** Excerpted data follows **
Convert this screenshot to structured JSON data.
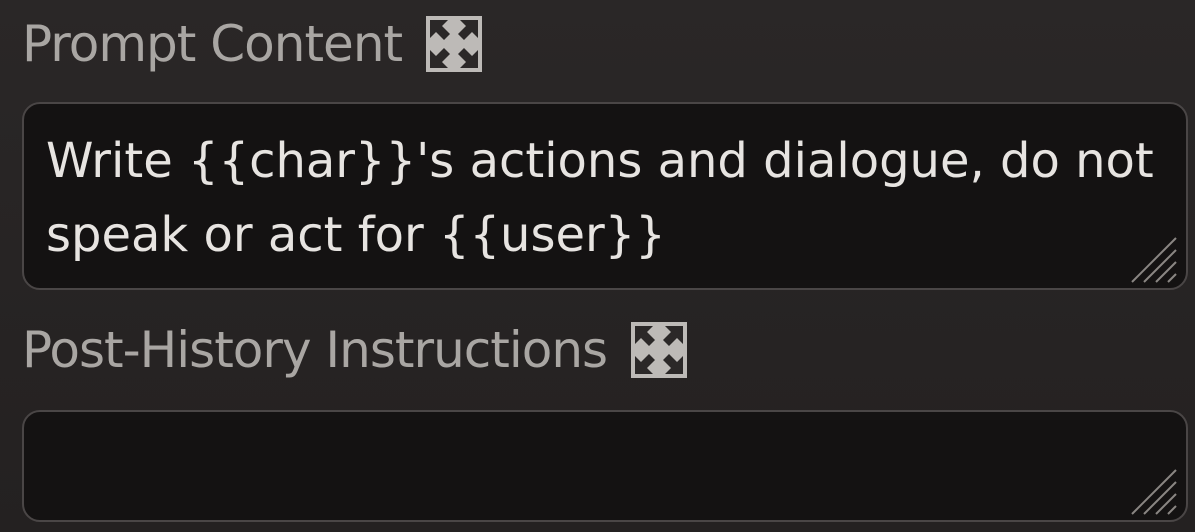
{
  "prompt_content": {
    "label": "Prompt Content",
    "icon": "expand-icon",
    "value": "Write {{char}}'s actions and dialogue, do not speak or act for {{user}}"
  },
  "post_history": {
    "label": "Post-History Instructions",
    "icon": "expand-icon",
    "value": ""
  },
  "colors": {
    "background": "#272424",
    "field_background": "#141212",
    "label_text": "#a9a6a3",
    "field_text": "#e7e4e1",
    "border": "#4a4646"
  }
}
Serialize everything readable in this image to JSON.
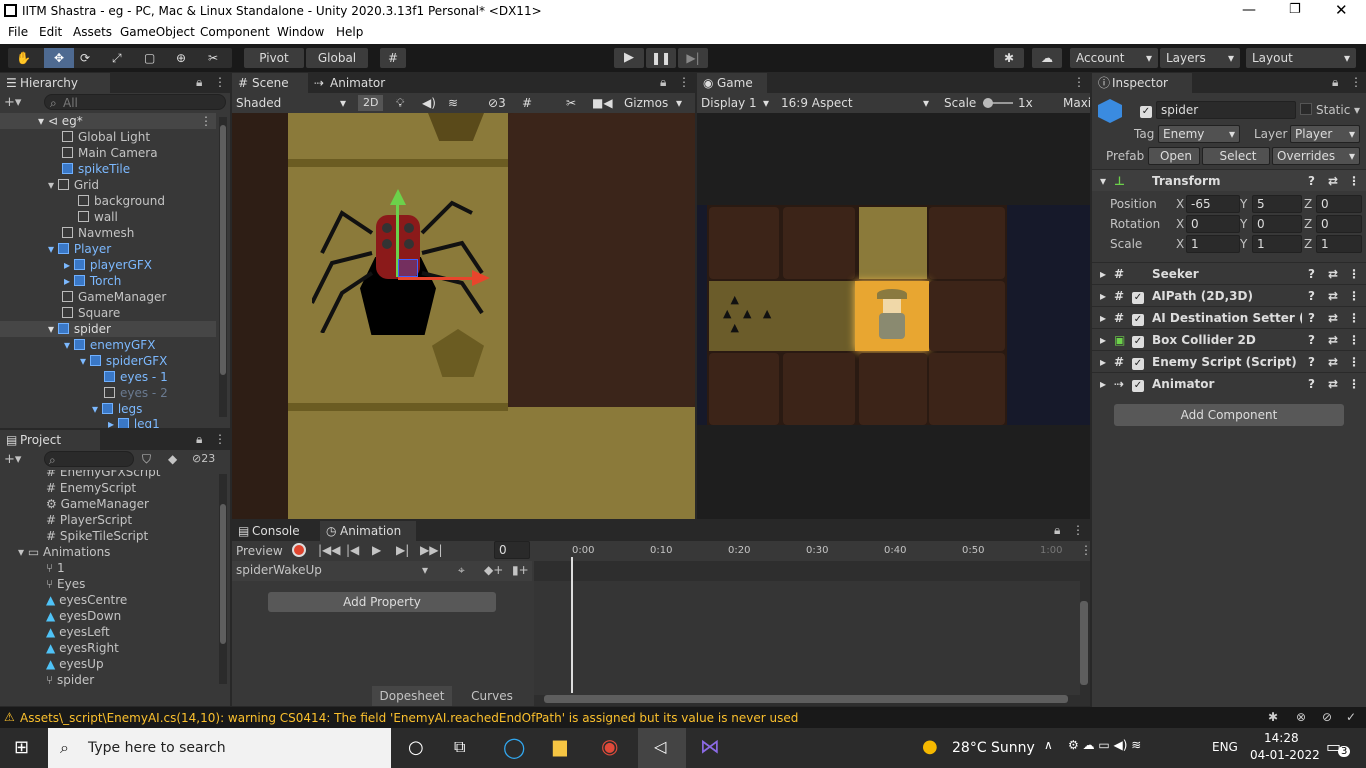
{
  "window": {
    "title": "IITM Shastra - eg - PC, Mac & Linux Standalone - Unity 2020.3.13f1 Personal* <DX11>"
  },
  "menu": [
    "File",
    "Edit",
    "Assets",
    "GameObject",
    "Component",
    "Window",
    "Help"
  ],
  "toolbar": {
    "pivot": "Pivot",
    "global": "Global",
    "account": "Account",
    "layers": "Layers",
    "layout": "Layout"
  },
  "hierarchy": {
    "tab": "Hierarchy",
    "search_placeholder": "All",
    "items": [
      {
        "label": "eg*",
        "blue": false
      },
      {
        "label": "Global Light"
      },
      {
        "label": "Main Camera"
      },
      {
        "label": "spikeTile",
        "blue": true
      },
      {
        "label": "Grid"
      },
      {
        "label": "background"
      },
      {
        "label": "wall"
      },
      {
        "label": "Navmesh"
      },
      {
        "label": "Player",
        "blue": true
      },
      {
        "label": "playerGFX",
        "blue": true
      },
      {
        "label": "Torch",
        "blue": true
      },
      {
        "label": "GameManager"
      },
      {
        "label": "Square"
      },
      {
        "label": "spider",
        "blue": true
      },
      {
        "label": "enemyGFX",
        "blue": true
      },
      {
        "label": "spiderGFX",
        "blue": true
      },
      {
        "label": "eyes - 1",
        "blue": true
      },
      {
        "label": "eyes - 2",
        "dim": true
      },
      {
        "label": "legs",
        "blue": true
      },
      {
        "label": "leg1",
        "blue": true
      }
    ]
  },
  "project": {
    "tab": "Project",
    "count": "23",
    "items": [
      "EnemyGFXScript",
      "EnemyScript",
      "GameManager",
      "PlayerScript",
      "SpikeTileScript",
      "Animations",
      "1",
      "Eyes",
      "eyesCentre",
      "eyesDown",
      "eyesLeft",
      "eyesRight",
      "eyesUp",
      "spider"
    ]
  },
  "scene": {
    "tab": "Scene",
    "tab2": "Animator",
    "shading": "Shaded",
    "mode2d": "2D",
    "hidden_count": "3",
    "gizmos": "Gizmos"
  },
  "game": {
    "tab": "Game",
    "display": "Display 1",
    "aspect": "16:9 Aspect",
    "scale_label": "Scale",
    "scale_value": "1x",
    "maxi": "Maxi"
  },
  "inspector": {
    "tab": "Inspector",
    "name": "spider",
    "static": "Static",
    "tag_label": "Tag",
    "tag": "Enemy",
    "layer_label": "Layer",
    "layer": "Player",
    "prefab_label": "Prefab",
    "open": "Open",
    "select": "Select",
    "overrides": "Overrides",
    "transform": "Transform",
    "position": {
      "label": "Position",
      "x": "-65",
      "y": "5",
      "z": "0"
    },
    "rotation": {
      "label": "Rotation",
      "x": "0",
      "y": "0",
      "z": "0"
    },
    "scale": {
      "label": "Scale",
      "x": "1",
      "y": "1",
      "z": "1"
    },
    "components": [
      "Seeker",
      "AIPath (2D,3D)",
      "AI Destination Setter (Scr",
      "Box Collider 2D",
      "Enemy Script (Script)",
      "Animator"
    ],
    "add_component": "Add Component"
  },
  "console": {
    "tab": "Console"
  },
  "animation": {
    "tab": "Animation",
    "preview": "Preview",
    "frame": "0",
    "clip": "spiderWakeUp",
    "add_property": "Add Property",
    "dopesheet": "Dopesheet",
    "curves": "Curves",
    "ticks": [
      "0:00",
      "0:10",
      "0:20",
      "0:30",
      "0:40",
      "0:50",
      "1:00"
    ]
  },
  "status": {
    "message": "Assets\\_script\\EnemyAI.cs(14,10): warning CS0414: The field 'EnemyAI.reachedEndOfPath' is assigned but its value is never used"
  },
  "taskbar": {
    "search": "Type here to search",
    "weather": "28°C  Sunny",
    "lang": "ENG",
    "time": "14:28",
    "date": "04-01-2022",
    "notif": "3"
  }
}
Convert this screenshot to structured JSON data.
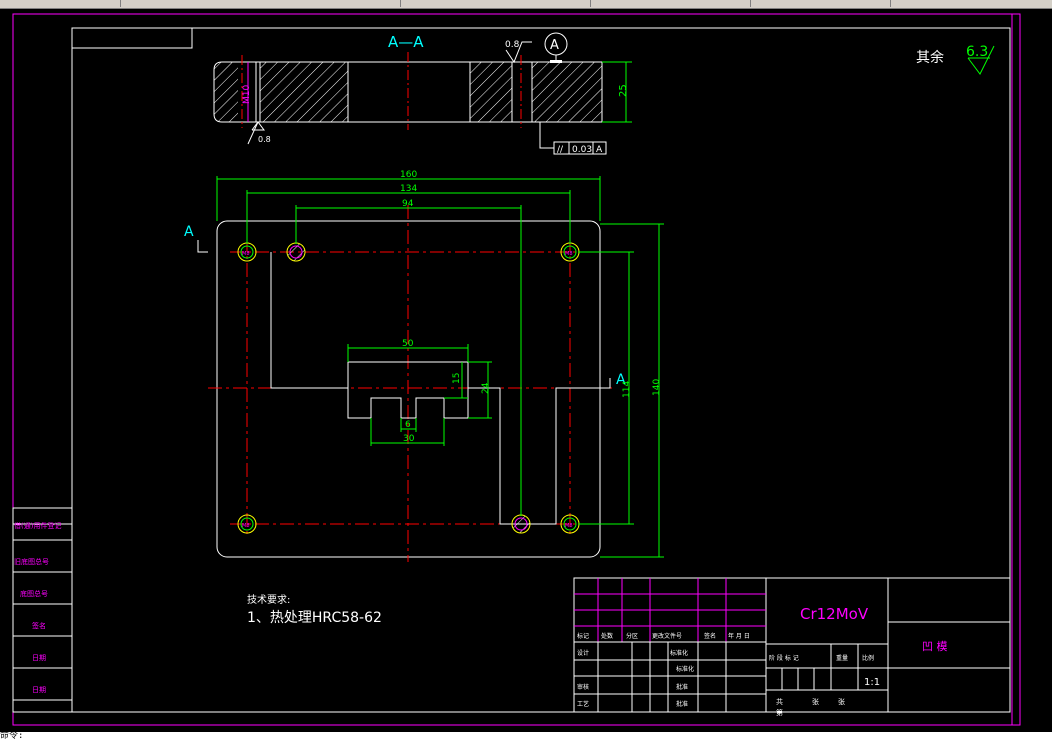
{
  "app": {
    "command_prompt": "命令:"
  },
  "colors": {
    "background": "#000000",
    "border": "#ff00ff",
    "outline": "#ffffff",
    "dimension": "#00ff00",
    "centerline": "#ff0000",
    "title_text": "#00ffff",
    "material_text": "#ff00ff",
    "hatch": "#ffffff"
  },
  "section": {
    "label": "A—A",
    "roughness_top": "0.8",
    "roughness_bottom": "0.8",
    "datum": "A",
    "thread": "M10",
    "thickness": "25",
    "tolerance_symbol": "//",
    "tolerance_value": "0.03",
    "tolerance_datum": "A"
  },
  "surface_note": {
    "label": "其余",
    "value": "6.3"
  },
  "plan": {
    "cut_marker_left": "A",
    "cut_marker_right": "A",
    "hole_label": "M8",
    "dims": {
      "width_overall": "160",
      "width_holes": "134",
      "width_pins": "94",
      "height_overall": "140",
      "height_holes": "114",
      "slot_width": "50",
      "slot_depth": "15",
      "slot_height": "24",
      "notch": "6",
      "notch_base": "30"
    }
  },
  "tech_requirements": {
    "title": "技术要求:",
    "item1": "1、热处理HRC58-62"
  },
  "title_block": {
    "material": "Cr12MoV",
    "part_name": "凹  模",
    "scale": "1:1",
    "row_labels": [
      "标记",
      "处数",
      "分区",
      "更改文件号",
      "签名",
      "年 月 日"
    ],
    "left_labels": [
      "设计",
      "审核",
      "工艺"
    ],
    "mid_labels": [
      "标准化",
      "批准"
    ],
    "stage_labels": [
      "阶 段 标 记",
      "重量",
      "比例"
    ],
    "sheet_labels": [
      "共",
      "张",
      "第",
      "张"
    ],
    "standardize": "标准化",
    "approve": "批准"
  },
  "side_table": {
    "labels": [
      "借(通)用件登记",
      "旧底图总号",
      "底图总号",
      "签名",
      "日期",
      "日期"
    ]
  }
}
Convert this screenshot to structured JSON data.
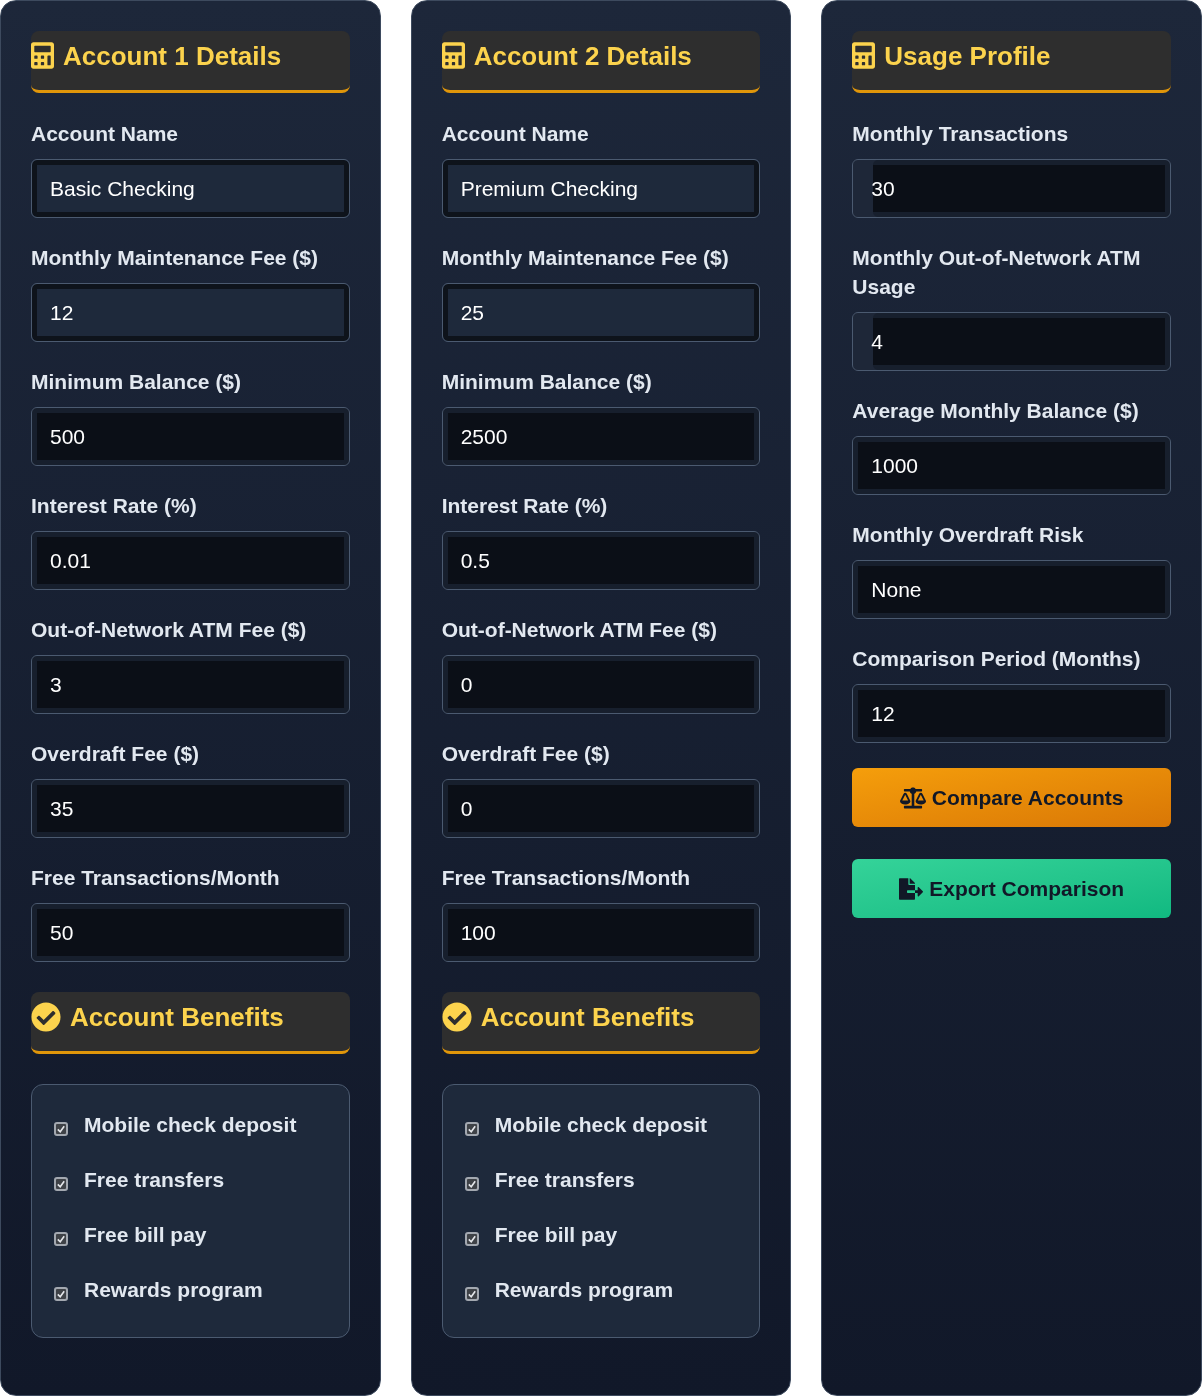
{
  "panels": [
    {
      "kind": "account",
      "title": "Account 1 Details",
      "fields": [
        {
          "label": "Account Name",
          "value": "Basic Checking",
          "kind": "plain"
        },
        {
          "label": "Monthly Maintenance Fee ($)",
          "value": "12",
          "kind": "plain"
        },
        {
          "label": "Minimum Balance ($)",
          "value": "500",
          "kind": "dark"
        },
        {
          "label": "Interest Rate (%)",
          "value": "0.01",
          "kind": "dark"
        },
        {
          "label": "Out-of-Network ATM Fee ($)",
          "value": "3",
          "kind": "dark"
        },
        {
          "label": "Overdraft Fee ($)",
          "value": "35",
          "kind": "dark"
        },
        {
          "label": "Free Transactions/Month",
          "value": "50",
          "kind": "dark"
        }
      ],
      "benefits": {
        "title": "Account Benefits",
        "items": [
          {
            "label": "Mobile check deposit",
            "checked": true
          },
          {
            "label": "Free transfers",
            "checked": true
          },
          {
            "label": "Free bill pay",
            "checked": true
          },
          {
            "label": "Rewards program",
            "checked": true
          }
        ]
      }
    },
    {
      "kind": "account",
      "title": "Account 2 Details",
      "fields": [
        {
          "label": "Account Name",
          "value": "Premium Checking",
          "kind": "plain"
        },
        {
          "label": "Monthly Maintenance Fee ($)",
          "value": "25",
          "kind": "plain"
        },
        {
          "label": "Minimum Balance ($)",
          "value": "2500",
          "kind": "dark"
        },
        {
          "label": "Interest Rate (%)",
          "value": "0.5",
          "kind": "dark"
        },
        {
          "label": "Out-of-Network ATM Fee ($)",
          "value": "0",
          "kind": "dark"
        },
        {
          "label": "Overdraft Fee ($)",
          "value": "0",
          "kind": "dark"
        },
        {
          "label": "Free Transactions/Month",
          "value": "100",
          "kind": "dark"
        }
      ],
      "benefits": {
        "title": "Account Benefits",
        "items": [
          {
            "label": "Mobile check deposit",
            "checked": true
          },
          {
            "label": "Free transfers",
            "checked": true
          },
          {
            "label": "Free bill pay",
            "checked": true
          },
          {
            "label": "Rewards program",
            "checked": true
          }
        ]
      }
    },
    {
      "kind": "usage",
      "title": "Usage Profile",
      "fields": [
        {
          "label": "Monthly Transactions",
          "value": "30",
          "kind": "striped"
        },
        {
          "label": "Monthly Out-of-Network ATM Usage",
          "value": "4",
          "kind": "striped"
        },
        {
          "label": "Average Monthly Balance ($)",
          "value": "1000",
          "kind": "dark"
        },
        {
          "label": "Monthly Overdraft Risk",
          "value": "None",
          "kind": "dark"
        },
        {
          "label": "Comparison Period (Months)",
          "value": "12",
          "kind": "dark"
        }
      ],
      "buttons": [
        {
          "label": "Compare Accounts",
          "kind": "compare"
        },
        {
          "label": "Export Comparison",
          "kind": "export"
        }
      ]
    }
  ]
}
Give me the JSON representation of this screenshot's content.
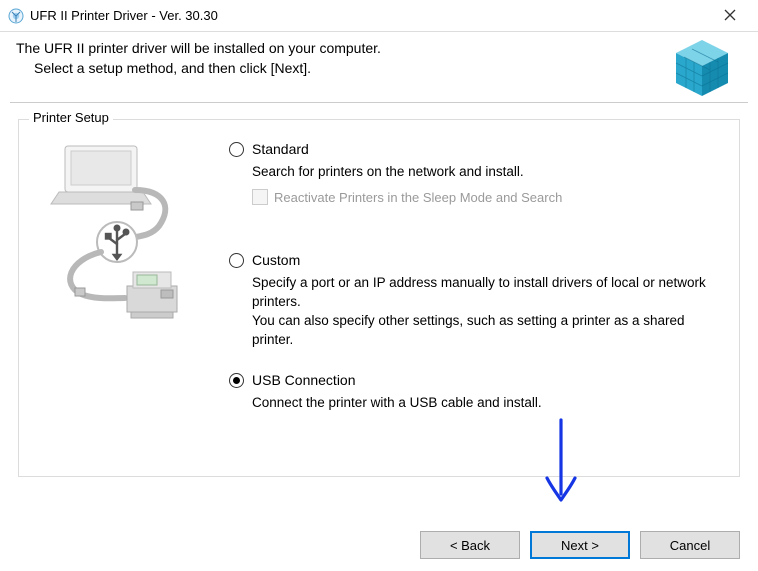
{
  "window": {
    "title": "UFR II Printer Driver - Ver. 30.30"
  },
  "header": {
    "line1": "The UFR II printer driver will be installed on your computer.",
    "line2": "Select a setup method, and then click [Next]."
  },
  "group": {
    "title": "Printer Setup",
    "options": {
      "standard": {
        "label": "Standard",
        "desc": "Search for printers on the network and install.",
        "sub_checkbox_label": "Reactivate Printers in the Sleep Mode and Search"
      },
      "custom": {
        "label": "Custom",
        "desc": "Specify a port or an IP address manually to install drivers of local or network printers.\nYou can also specify other settings, such as setting a printer as a shared printer."
      },
      "usb": {
        "label": "USB Connection",
        "desc": "Connect the printer with a USB cable and install."
      }
    }
  },
  "buttons": {
    "back": "< Back",
    "next": "Next >",
    "cancel": "Cancel"
  }
}
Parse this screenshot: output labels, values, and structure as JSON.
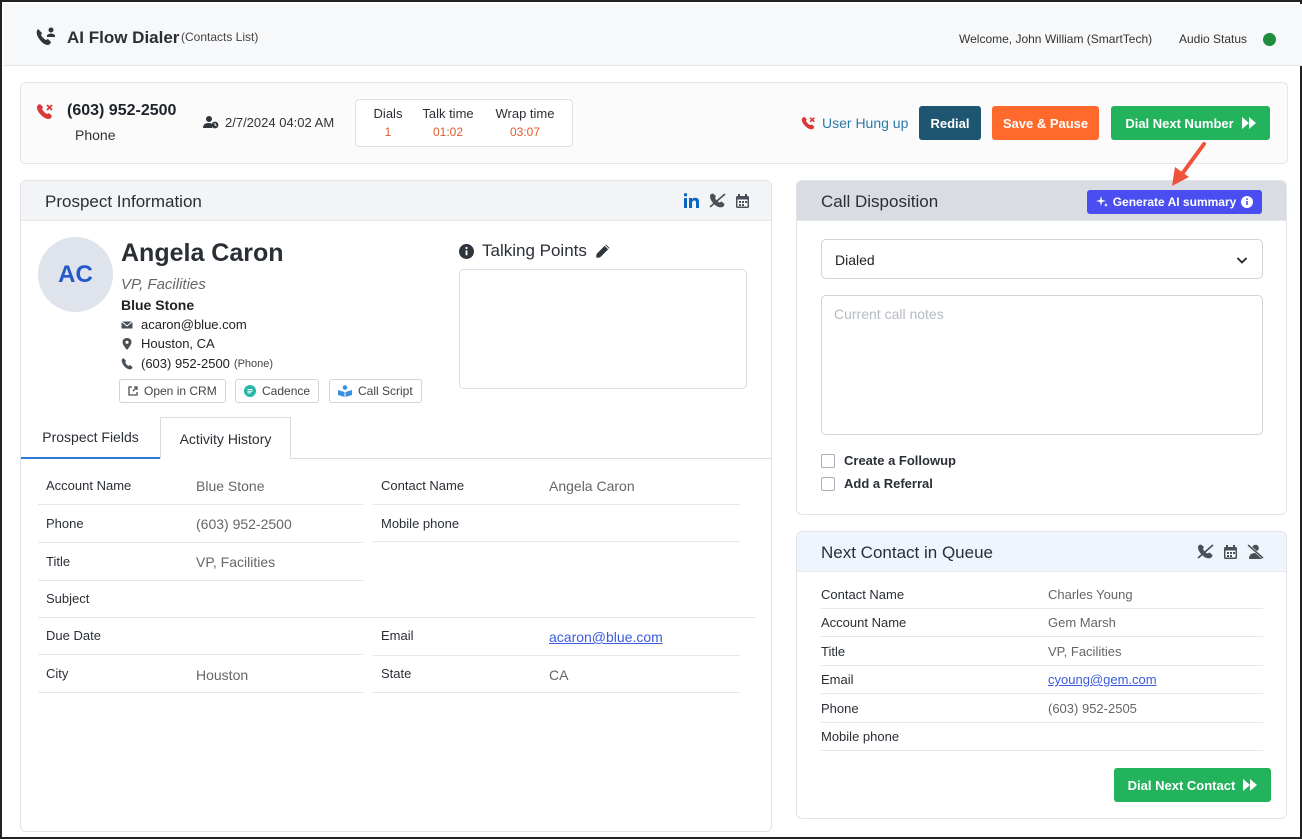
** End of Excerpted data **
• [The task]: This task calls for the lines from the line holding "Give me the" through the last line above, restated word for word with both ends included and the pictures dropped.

• [Written solution]:
Give me the JSON representation of this screenshot's content.
{
  "window": {
    "title": "UFR II Printer Driver - Ver. 30.30"
  },
  "header": {
    "line1": "The UFR II printer driver will be installed on your computer.",
    "line2": "Select a setup method, and then click [Next]."
  },
  "group": {
    "title": "Printer Setup",
    "options": {
      "standard": {
        "label": "Standard",
        "desc": "Search for printers on the network and install.",
        "sub_checkbox_label": "Reactivate Printers in the Sleep Mode and Search"
      },
      "custom": {
        "label": "Custom",
        "desc": "Specify a port or an IP address manually to install drivers of local or network printers.\nYou can also specify other settings, such as setting a printer as a shared printer."
      },
      "usb": {
        "label": "USB Connection",
        "desc": "Connect the printer with a USB cable and install."
      }
    }
  },
  "buttons": {
    "back": "< Back",
    "next": "Next >",
    "cancel": "Cancel"
  }
}
Parse this screenshot: output labels, values, and structure as JSON.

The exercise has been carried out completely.